He said he was “troubled” by the report because it suggested that Obamacare was encouraging Americans “not to get on the ladder of life, to begin working, getting the dignity of work, getting more opportunities, rising the income, joining the middle class.”
People can reduce the amount of labor they supply for minimal wages and spend that time raising their families, furthering their education so that they seek better paying jobs. Thanks to the Affordable Care Act, some people will have the freedom to become entrepreneurs, or what Republicans call “job creators.”
National Review‘s Charles Cooke comes right out and claims that the ACA is an attack on the work ethic. It’s a rather puzzling claim that freeing people to start a business, spend more time at home raising their children or improving their skills becomes an attack on the work ethic. But then, Republican world is a very strange place.
In Republican world, people having options is a bad thing. What good is freedom if it means just anybody can have choices?

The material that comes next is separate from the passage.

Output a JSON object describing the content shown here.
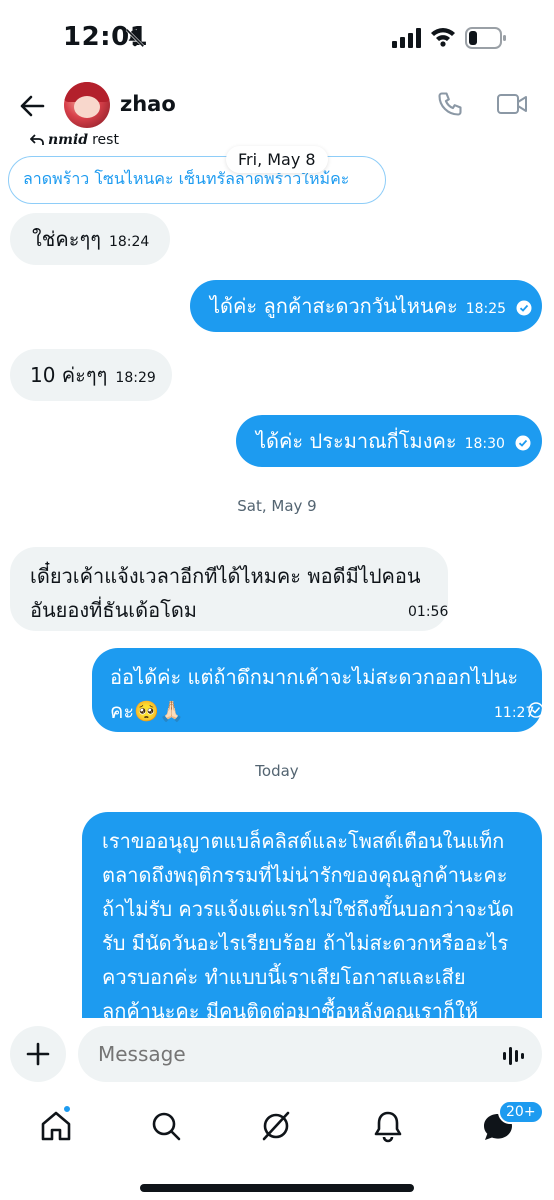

No one questions the value of a good work ethic nor does anyone question the dignity that comes with working for a living. The problem comes with working several part-time, low income jobs that still isn’t enough to provide a family with the bare essentials.
While Republicans claim that a policy which makes it possible for low wage workers to have choices AKA freedom threatens the work ethic, that’s not their real concern. “Job creators” benefit from a high unemployment rate because when there are a lot more people seeking work than there are available jobs, employers are in a position to keep everyone’s wages low.
If more people have the flexibility to reduce their work hours, for whatever reason, it means that “job creators” will have to increase wages to make those jobs attractive. Ironically, if people earn enough to provide for their families, it means fewer people would need to rely on SNAP and other programs to provide for their family.
Lower unemployment, lower demand for food stamps and other programs currently needed to reduce poverty are good things in the sane world. In Republican world, it means their only real constituents will be forced out of the culture of depending on taxpayers to subsidize wages. It means workers will have the dignity that comes with knowing that the income that comes from their labor is enough to provide for their families. Worst of all, Republicans will lose their ability to claim that unemployment is a life style choice.
It’s also ironic that Republicans in the House of Representatives say they are concerned that restoring freedom and options to low income workers somehow threatens the American work ethic. It’s true that with the restoration of that freedom some people will drop that second or third job in favor of raising their children, improving their skills so that they can seek better jobs or have the freedom to be, in Republican parlance, “job creators”.
It’s also true that they will continue to work, just shorter hours – unlike the House Republicans who reduced their own work hours, without a reduced income, and brag about doing nothing.
Ms. Woodbury has a graduate degree in political science, with a minor in law. She is a qualified expert on political theory with a specific interest in the nexus between political theories and models and human rights.
Based on her interest in human rights and the threats that authoritarian regimes are to them, Ms. Woodbury’s masters thesis examined the influence of politics on the enforcement of international criminal law was cited in several academic studies.
Published work includes case summaries for the War Crimes Research Office.
She has an extensive background doing legal research in international and domestic law.
Ms. Woodbury’s work for politicusUSA includes articles on voting rights, the right to asylum and other civil/human rights.